Return each record shown beneath, word for word.
== Data provided
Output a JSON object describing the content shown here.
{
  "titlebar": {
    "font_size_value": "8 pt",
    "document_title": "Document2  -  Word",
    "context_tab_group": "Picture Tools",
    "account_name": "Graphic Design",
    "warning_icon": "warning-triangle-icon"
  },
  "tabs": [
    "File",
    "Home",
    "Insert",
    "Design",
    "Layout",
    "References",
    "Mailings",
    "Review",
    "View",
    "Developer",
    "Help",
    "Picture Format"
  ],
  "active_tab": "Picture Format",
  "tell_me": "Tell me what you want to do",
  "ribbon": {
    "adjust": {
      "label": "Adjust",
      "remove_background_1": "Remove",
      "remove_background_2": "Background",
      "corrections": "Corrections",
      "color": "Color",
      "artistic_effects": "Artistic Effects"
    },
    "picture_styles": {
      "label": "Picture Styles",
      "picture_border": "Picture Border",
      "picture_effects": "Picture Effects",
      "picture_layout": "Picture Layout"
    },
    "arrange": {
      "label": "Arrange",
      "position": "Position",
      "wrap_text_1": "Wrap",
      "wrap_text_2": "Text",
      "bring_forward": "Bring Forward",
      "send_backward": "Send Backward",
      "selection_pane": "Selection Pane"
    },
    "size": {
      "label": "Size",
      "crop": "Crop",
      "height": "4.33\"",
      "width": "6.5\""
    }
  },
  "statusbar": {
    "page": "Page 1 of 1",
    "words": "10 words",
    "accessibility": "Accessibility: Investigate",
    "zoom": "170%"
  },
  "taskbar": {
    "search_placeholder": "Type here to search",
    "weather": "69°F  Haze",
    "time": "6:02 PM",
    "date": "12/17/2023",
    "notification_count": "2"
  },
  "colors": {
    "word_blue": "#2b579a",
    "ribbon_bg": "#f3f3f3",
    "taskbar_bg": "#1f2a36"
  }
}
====
Answer to this problem:
Output a JSON object describing the content shown here.
{
  "titlebar": {
    "font_size_value": "8 pt",
    "document_title": "Document2  -  Word",
    "context_tab_group": "Picture Tools",
    "account_name": "Graphic Design",
    "warning_icon": "warning-triangle-icon"
  },
  "tabs": [
    "File",
    "Home",
    "Insert",
    "Design",
    "Layout",
    "References",
    "Mailings",
    "Review",
    "View",
    "Developer",
    "Help",
    "Picture Format"
  ],
  "active_tab": "Picture Format",
  "tell_me": "Tell me what you want to do",
  "ribbon": {
    "adjust": {
      "label": "Adjust",
      "remove_background_1": "Remove",
      "remove_background_2": "Background",
      "corrections": "Corrections",
      "color": "Color",
      "artistic_effects": "Artistic Effects"
    },
    "picture_styles": {
      "label": "Picture Styles",
      "picture_border": "Picture Border",
      "picture_effects": "Picture Effects",
      "picture_layout": "Picture Layout"
    },
    "arrange": {
      "label": "Arrange",
      "position": "Position",
      "wrap_text_1": "Wrap",
      "wrap_text_2": "Text",
      "bring_forward": "Bring Forward",
      "send_backward": "Send Backward",
      "selection_pane": "Selection Pane"
    },
    "size": {
      "label": "Size",
      "crop": "Crop",
      "height": "4.33\"",
      "width": "6.5\""
    }
  },
  "statusbar": {
    "page": "Page 1 of 1",
    "words": "10 words",
    "accessibility": "Accessibility: Investigate",
    "zoom": "170%"
  },
  "taskbar": {
    "search_placeholder": "Type here to search",
    "weather": "69°F  Haze",
    "time": "6:02 PM",
    "date": "12/17/2023",
    "notification_count": "2"
  },
  "colors": {
    "word_blue": "#2b579a",
    "ribbon_bg": "#f3f3f3",
    "taskbar_bg": "#1f2a36"
  }
}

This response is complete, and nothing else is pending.